Material for the task: Begin
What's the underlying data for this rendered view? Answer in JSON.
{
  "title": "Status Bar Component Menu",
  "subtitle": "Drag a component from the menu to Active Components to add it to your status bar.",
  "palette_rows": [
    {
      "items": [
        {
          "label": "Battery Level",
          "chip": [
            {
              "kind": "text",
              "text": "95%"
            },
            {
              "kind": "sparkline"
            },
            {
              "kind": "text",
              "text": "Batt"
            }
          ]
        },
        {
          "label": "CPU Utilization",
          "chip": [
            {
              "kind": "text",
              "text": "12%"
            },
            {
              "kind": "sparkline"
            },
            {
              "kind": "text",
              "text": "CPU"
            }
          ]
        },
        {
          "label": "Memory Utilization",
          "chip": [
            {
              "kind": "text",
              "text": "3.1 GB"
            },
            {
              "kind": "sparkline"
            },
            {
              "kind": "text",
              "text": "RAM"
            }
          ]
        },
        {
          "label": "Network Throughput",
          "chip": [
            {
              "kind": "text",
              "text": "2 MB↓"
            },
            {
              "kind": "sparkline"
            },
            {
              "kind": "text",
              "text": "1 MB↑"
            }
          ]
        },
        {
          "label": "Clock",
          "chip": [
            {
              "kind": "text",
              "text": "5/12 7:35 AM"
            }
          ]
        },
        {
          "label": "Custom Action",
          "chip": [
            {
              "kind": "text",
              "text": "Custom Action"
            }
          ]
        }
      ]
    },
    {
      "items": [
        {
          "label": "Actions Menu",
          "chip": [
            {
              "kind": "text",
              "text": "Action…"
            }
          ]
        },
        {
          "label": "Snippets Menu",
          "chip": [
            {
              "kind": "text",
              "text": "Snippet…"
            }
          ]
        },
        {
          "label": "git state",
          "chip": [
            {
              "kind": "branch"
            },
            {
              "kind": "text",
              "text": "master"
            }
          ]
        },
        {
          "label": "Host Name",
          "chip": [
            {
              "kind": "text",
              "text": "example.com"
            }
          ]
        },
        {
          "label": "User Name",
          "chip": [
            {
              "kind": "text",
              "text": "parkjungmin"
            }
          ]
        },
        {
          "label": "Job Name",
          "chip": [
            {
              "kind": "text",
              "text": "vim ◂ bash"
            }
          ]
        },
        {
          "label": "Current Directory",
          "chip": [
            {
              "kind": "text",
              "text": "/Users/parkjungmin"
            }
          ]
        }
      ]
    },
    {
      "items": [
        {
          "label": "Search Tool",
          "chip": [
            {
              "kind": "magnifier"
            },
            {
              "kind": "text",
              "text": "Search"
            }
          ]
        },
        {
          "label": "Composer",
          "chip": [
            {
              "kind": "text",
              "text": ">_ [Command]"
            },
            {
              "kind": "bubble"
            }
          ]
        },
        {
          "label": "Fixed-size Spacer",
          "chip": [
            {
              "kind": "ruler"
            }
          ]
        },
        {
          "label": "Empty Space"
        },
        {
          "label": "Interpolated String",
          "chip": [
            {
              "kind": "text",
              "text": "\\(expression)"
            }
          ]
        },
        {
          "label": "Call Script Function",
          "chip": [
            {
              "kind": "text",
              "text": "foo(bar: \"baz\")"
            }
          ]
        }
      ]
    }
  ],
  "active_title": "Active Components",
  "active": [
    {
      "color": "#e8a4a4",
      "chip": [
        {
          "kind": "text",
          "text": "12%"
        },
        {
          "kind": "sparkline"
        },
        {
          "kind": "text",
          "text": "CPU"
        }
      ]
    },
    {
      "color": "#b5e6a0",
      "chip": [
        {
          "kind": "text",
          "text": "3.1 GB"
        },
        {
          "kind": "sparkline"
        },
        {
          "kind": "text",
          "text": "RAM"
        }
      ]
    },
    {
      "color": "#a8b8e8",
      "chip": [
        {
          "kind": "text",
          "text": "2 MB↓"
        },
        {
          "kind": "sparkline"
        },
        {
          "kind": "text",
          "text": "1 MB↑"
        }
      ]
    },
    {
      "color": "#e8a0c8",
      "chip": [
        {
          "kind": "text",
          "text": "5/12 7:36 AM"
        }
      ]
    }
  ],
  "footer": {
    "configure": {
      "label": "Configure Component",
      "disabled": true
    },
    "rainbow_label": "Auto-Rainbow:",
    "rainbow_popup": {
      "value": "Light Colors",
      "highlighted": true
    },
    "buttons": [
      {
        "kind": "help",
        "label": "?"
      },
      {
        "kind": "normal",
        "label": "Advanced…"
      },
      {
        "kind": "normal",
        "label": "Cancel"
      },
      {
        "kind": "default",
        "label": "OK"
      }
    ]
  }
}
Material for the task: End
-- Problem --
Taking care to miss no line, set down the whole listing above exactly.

-- Result below --
What's the underlying data for this rendered view? Answer in JSON.
{
  "title": "Status Bar Component Menu",
  "subtitle": "Drag a component from the menu to Active Components to add it to your status bar.",
  "palette_rows": [
    {
      "items": [
        {
          "label": "Battery Level",
          "chip": [
            {
              "kind": "text",
              "text": "95%"
            },
            {
              "kind": "sparkline"
            },
            {
              "kind": "text",
              "text": "Batt"
            }
          ]
        },
        {
          "label": "CPU Utilization",
          "chip": [
            {
              "kind": "text",
              "text": "12%"
            },
            {
              "kind": "sparkline"
            },
            {
              "kind": "text",
              "text": "CPU"
            }
          ]
        },
        {
          "label": "Memory Utilization",
          "chip": [
            {
              "kind": "text",
              "text": "3.1 GB"
            },
            {
              "kind": "sparkline"
            },
            {
              "kind": "text",
              "text": "RAM"
            }
          ]
        },
        {
          "label": "Network Throughput",
          "chip": [
            {
              "kind": "text",
              "text": "2 MB↓"
            },
            {
              "kind": "sparkline"
            },
            {
              "kind": "text",
              "text": "1 MB↑"
            }
          ]
        },
        {
          "label": "Clock",
          "chip": [
            {
              "kind": "text",
              "text": "5/12 7:35 AM"
            }
          ]
        },
        {
          "label": "Custom Action",
          "chip": [
            {
              "kind": "text",
              "text": "Custom Action"
            }
          ]
        }
      ]
    },
    {
      "items": [
        {
          "label": "Actions Menu",
          "chip": [
            {
              "kind": "text",
              "text": "Action…"
            }
          ]
        },
        {
          "label": "Snippets Menu",
          "chip": [
            {
              "kind": "text",
              "text": "Snippet…"
            }
          ]
        },
        {
          "label": "git state",
          "chip": [
            {
              "kind": "branch"
            },
            {
              "kind": "text",
              "text": "master"
            }
          ]
        },
        {
          "label": "Host Name",
          "chip": [
            {
              "kind": "text",
              "text": "example.com"
            }
          ]
        },
        {
          "label": "User Name",
          "chip": [
            {
              "kind": "text",
              "text": "parkjungmin"
            }
          ]
        },
        {
          "label": "Job Name",
          "chip": [
            {
              "kind": "text",
              "text": "vim ◂ bash"
            }
          ]
        },
        {
          "label": "Current Directory",
          "chip": [
            {
              "kind": "text",
              "text": "/Users/parkjungmin"
            }
          ]
        }
      ]
    },
    {
      "items": [
        {
          "label": "Search Tool",
          "chip": [
            {
              "kind": "magnifier"
            },
            {
              "kind": "text",
              "text": "Search"
            }
          ]
        },
        {
          "label": "Composer",
          "chip": [
            {
              "kind": "text",
              "text": ">_ [Command]"
            },
            {
              "kind": "bubble"
            }
          ]
        },
        {
          "label": "Fixed-size Spacer",
          "chip": [
            {
              "kind": "ruler"
            }
          ]
        },
        {
          "label": "Empty Space"
        },
        {
          "label": "Interpolated String",
          "chip": [
            {
              "kind": "text",
              "text": "\\(expression)"
            }
          ]
        },
        {
          "label": "Call Script Function",
          "chip": [
            {
              "kind": "text",
              "text": "foo(bar: \"baz\")"
            }
          ]
        }
      ]
    }
  ],
  "active_title": "Active Components",
  "active": [
    {
      "color": "#e8a4a4",
      "chip": [
        {
          "kind": "text",
          "text": "12%"
        },
        {
          "kind": "sparkline"
        },
        {
          "kind": "text",
          "text": "CPU"
        }
      ]
    },
    {
      "color": "#b5e6a0",
      "chip": [
        {
          "kind": "text",
          "text": "3.1 GB"
        },
        {
          "kind": "sparkline"
        },
        {
          "kind": "text",
          "text": "RAM"
        }
      ]
    },
    {
      "color": "#a8b8e8",
      "chip": [
        {
          "kind": "text",
          "text": "2 MB↓"
        },
        {
          "kind": "sparkline"
        },
        {
          "kind": "text",
          "text": "1 MB↑"
        }
      ]
    },
    {
      "color": "#e8a0c8",
      "chip": [
        {
          "kind": "text",
          "text": "5/12 7:36 AM"
        }
      ]
    }
  ],
  "footer": {
    "configure": {
      "label": "Configure Component",
      "disabled": true
    },
    "rainbow_label": "Auto-Rainbow:",
    "rainbow_popup": {
      "value": "Light Colors",
      "highlighted": true
    },
    "buttons": [
      {
        "kind": "help",
        "label": "?"
      },
      {
        "kind": "normal",
        "label": "Advanced…"
      },
      {
        "kind": "normal",
        "label": "Cancel"
      },
      {
        "kind": "default",
        "label": "OK"
      }
    ]
  }
}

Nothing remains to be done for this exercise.